  • 100% Repairable
  • Exclusive 5-Year Ritchie Warranty
Notable Specifications:

Replacement Parts

  • Light Assembly: Sunshade: SH-0111XSP; Front: NV-0128XSP SH-0176 XSP (Green) & SH-0174 XSP (Red)

    Notes:

    For Navigators built before 1986 please see the service manual page 6-12 or contact Ritchie for replacement lighting.

    12 volt lighting standard - 24 & 32 volt lighting options are available.
Image Part # Product Description Price Stock Order
Ritchie DNB-200 Navigator Compass DNB-200 DNB-200 navigator compass, black
$369.86
In Stock
Image Part # Product Description Price Stock Order
Ritchie N-203-C Navigator Compass Cover N-203-C N-203-C navigator compass cover, white
$21.99
In Stock
Additional Product Information:

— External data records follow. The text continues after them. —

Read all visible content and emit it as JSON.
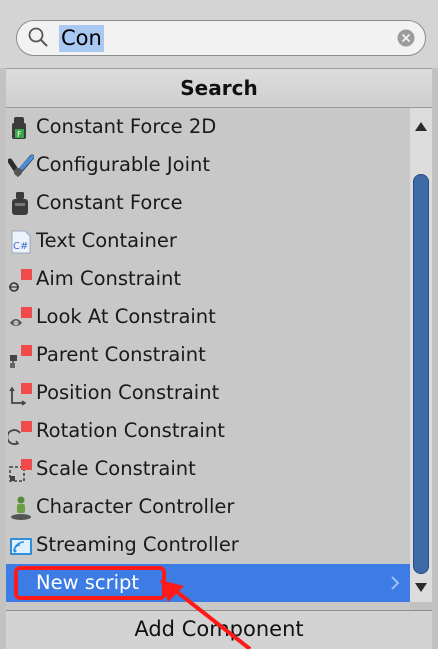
{
  "search": {
    "query": "Con"
  },
  "header": {
    "title": "Search"
  },
  "items": [
    {
      "label": "Constant Force 2D",
      "icon": "constant-force-2d-icon"
    },
    {
      "label": "Configurable Joint",
      "icon": "configurable-joint-icon"
    },
    {
      "label": "Constant Force",
      "icon": "constant-force-icon"
    },
    {
      "label": "Text Container",
      "icon": "csharp-script-icon"
    },
    {
      "label": "Aim Constraint",
      "icon": "aim-constraint-icon"
    },
    {
      "label": "Look At Constraint",
      "icon": "look-at-constraint-icon"
    },
    {
      "label": "Parent Constraint",
      "icon": "parent-constraint-icon"
    },
    {
      "label": "Position Constraint",
      "icon": "position-constraint-icon"
    },
    {
      "label": "Rotation Constraint",
      "icon": "rotation-constraint-icon"
    },
    {
      "label": "Scale Constraint",
      "icon": "scale-constraint-icon"
    },
    {
      "label": "Character Controller",
      "icon": "character-controller-icon"
    },
    {
      "label": "Streaming Controller",
      "icon": "streaming-controller-icon"
    },
    {
      "label": "New script",
      "icon": "",
      "selected": true
    }
  ],
  "footer": {
    "add_component_label": "Add Component"
  },
  "colors": {
    "selection": "#3e7ce5",
    "annotation": "#ff1a1a",
    "scroll_thumb": "#3e6aa8"
  }
}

Related Products

In The News

The Arizona Department of Environmental Quality's Water Quality Division

With an average rainfall of only 12.5 inches per year and a population that's growing faster than the country's , Arizona is a state that faces unique challenges, especially when it comes to clean, safe water. The Water Quality Division of the Arizona Department of Environmental Quality (ADEQ) protects and enhances public health and the environment by monitoring and regulating drinking water. And although they make use of the latest scientific methods and new technology, given the current state of Arizona's water system, they also rely upon low-tech equipment and cooperation from members of the community to monitor water quality in the state. Team members in the Groundwater Protection Program work to sample, test and characterize groundwater quality in all 51 of Arizona’s basins.

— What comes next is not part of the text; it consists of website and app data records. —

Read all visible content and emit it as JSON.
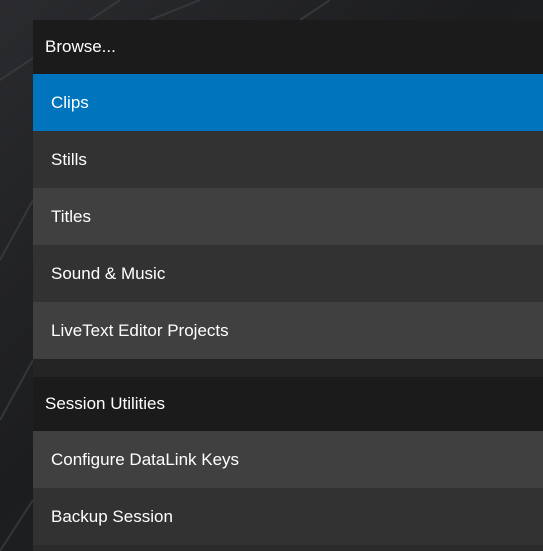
{
  "colors": {
    "selected": "#0074bc",
    "header_bg": "#1b1b1b",
    "row_dark": "#323232",
    "row_light": "#404040",
    "text": "#ffffff"
  },
  "browse": {
    "header": "Browse...",
    "items": [
      {
        "label": "Clips",
        "selected": true
      },
      {
        "label": "Stills",
        "selected": false
      },
      {
        "label": "Titles",
        "selected": false
      },
      {
        "label": "Sound & Music",
        "selected": false
      },
      {
        "label": "LiveText Editor Projects",
        "selected": false
      }
    ]
  },
  "session_utilities": {
    "header": "Session Utilities",
    "items": [
      {
        "label": "Configure DataLink Keys"
      },
      {
        "label": "Backup Session"
      }
    ]
  }
}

Read More

Latest Satellite and Eddy Covariance Data Shows Vulnerability of Trees to Drought

William Anderegg, assistant professor of biology at the University of Utah, has spent years studying drought-stricken trees all over the world. As climate change is expected to cause increased drought severity in the future, the work of Anderegg and his colleagues becomes increasingly important. In a previous interview for the Environmental Monitor , Anderegg found that a tree’s hydraulic safety margin was the best indicator of whether a tree would survive drought. The hydraulic safety margin is an expression of how the tree reacts under drought conditions, where there is very little water being pulled up the tree’s transport system and air is being pulled up instead. “It’s like a heart attack for the tree,” he noted.

Read More

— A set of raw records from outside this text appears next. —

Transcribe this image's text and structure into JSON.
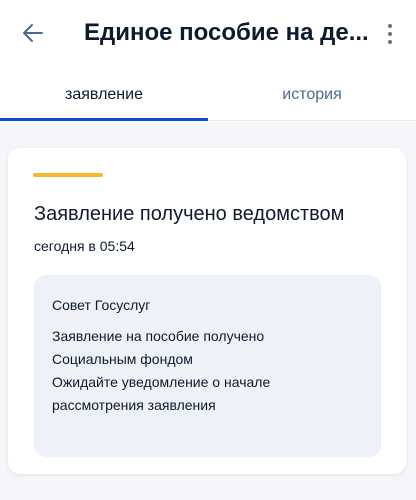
{
  "header": {
    "title": "Единое пособие на де...",
    "back_icon": "arrow-left-icon",
    "menu_icon": "more-vertical-icon"
  },
  "tabs": [
    {
      "label": "заявление",
      "active": true
    },
    {
      "label": "история",
      "active": false
    }
  ],
  "status_card": {
    "accent_color": "#f4b82d",
    "title": "Заявление получено ведомством",
    "time": "сегодня в 05:54",
    "advice": {
      "title": "Совет Госуслуг",
      "lines": [
        "Заявление на пособие получено",
        "Социальным фондом",
        "Ожидайте уведомление о начале",
        "рассмотрения заявления"
      ]
    }
  },
  "colors": {
    "primary": "#0d4cd3",
    "tab_inactive": "#4a6a8f",
    "advice_background": "#eef2f8"
  }
}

A Balancing Act In The Grand Canyon: The High Flow Experiments

You've probably heard of the Four Corners region of the United States; that's where the corners of Arizona, New Mexico, Utah and Colorado meet at one point. These same four states are also part of the Colorado River Storage Project (CRSP), which began to change the face of the American West in 1956, enabling the population explosions in places like Phoenix and Los Angeles to continue thanks to usable water. Glen Canyon Dam is 220 meters high and 480 meters wide, and this massive structure has changed this section of the Colorado River all the way to Lake Mead dramatically. It has also increased low-flow magnitudes, decreased peak flow magnitudes and volumes and caused fluctuations in daily discharge levels that the area relies upon for generation of hydroelectric power.

Read More